Today's offering from the New Zealand Institute, self-described as its "first discussion paper focused on social wellbeing," is a missed opportunity to tackle the real drivers of youth underachievement, according to ACT New Zealand leader Dr Don Brash.
The report is entitled "More Ladders, Fewer Snakes: Two Proposals to Reduce Youth Disadvantage.' Its two proposals are beefed-up e-learning programmes in schools and better school-to-work "transitioning."
"The Institute laments at length the plight of our youngsters relative to that of youth in other OECD countries, including our high rate of youth unemployment, but astoundingly, overlooks one of the prime reasons for it," Dr Brash notes.
"ACT has repeatedly pointed to our relatively high minimum adult wage - and the absence of special, lower rates for youth - as prize culprits in making the taking on of youngsters unaffordable for employers. We have cited reputable research indicating that Labour's abolition of youth rates has cost young people some 12,000 jobs. And that doesn't take into account the jobs lost through the tax and regulatory burden faced by business, which ACT would substantially reduce.
"While the Institute should be applauded for exposing the unacceptably high number of youth being cast on the unemployment and underachievement scrapheaps they have extraordinarily ignored each of these factors. No amount of e-learning can create jobs if business can't afford them.
"As for more effective school-to-work 'transitioning,' it's noteworthy that the New Zealand Institute wants to see a new programme to effect this 'transitioning' overseen by a new government agency.

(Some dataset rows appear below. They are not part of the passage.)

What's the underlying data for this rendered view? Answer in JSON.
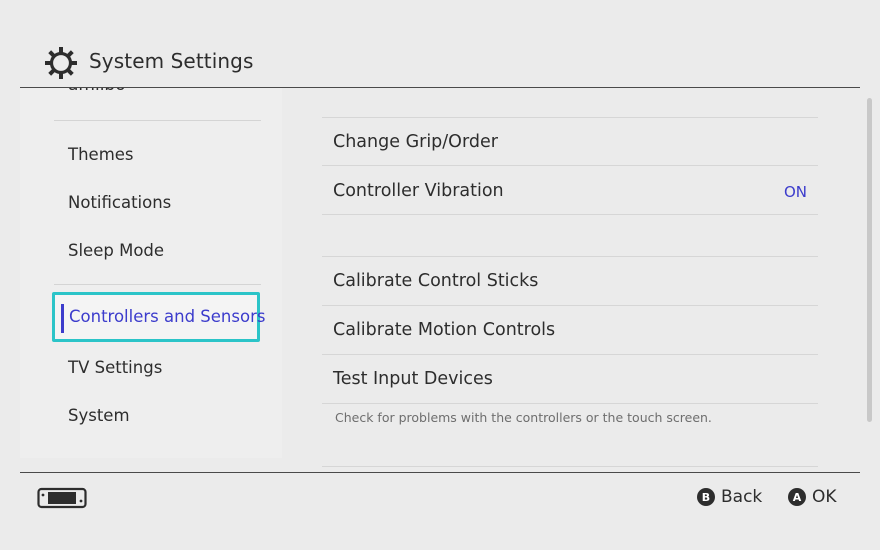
{
  "header": {
    "title": "System Settings",
    "icon": "gear-icon"
  },
  "sidebar": {
    "partial_item": "amiibo",
    "items": [
      {
        "label": "Themes"
      },
      {
        "label": "Notifications"
      },
      {
        "label": "Sleep Mode"
      },
      {
        "label": "Controllers and Sensors",
        "selected": true
      },
      {
        "label": "TV Settings"
      },
      {
        "label": "System"
      }
    ]
  },
  "main": {
    "rows": [
      {
        "label": "Change Grip/Order",
        "value": ""
      },
      {
        "label": "Controller Vibration",
        "value": "ON"
      },
      {
        "label": "Calibrate Control Sticks",
        "value": ""
      },
      {
        "label": "Calibrate Motion Controls",
        "value": ""
      },
      {
        "label": "Test Input Devices",
        "value": ""
      }
    ],
    "description": "Check for problems with the controllers or the touch screen."
  },
  "footer": {
    "console_icon": "console-icon",
    "back": {
      "button": "B",
      "label": "Back"
    },
    "ok": {
      "button": "A",
      "label": "OK"
    }
  },
  "colors": {
    "background": "#ebebeb",
    "accent_blue": "#3c3ccc",
    "focus_cyan": "#2bc4c8",
    "text": "#2d2d2d"
  }
}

New Zealand is burdened with too many ineffective bureaucracies as it is; one more is hardly going to solve our problems.
"The Institute costs the implementation of its proposals at around $200 million. The Government is already borrowing $300 million per week; another big spending policy is the last thing that taxpayers need. Policy makers would be far better to reinstate the youth wage – something that would yield significant results with negligible costs. That way there'd be jobs for youngsters to 'transition' to.
"All the well-meaning ladders in the world will be of no use if the lower rungs have been removed by bureaucratic, red-tape snakes," Dr Brash concludes.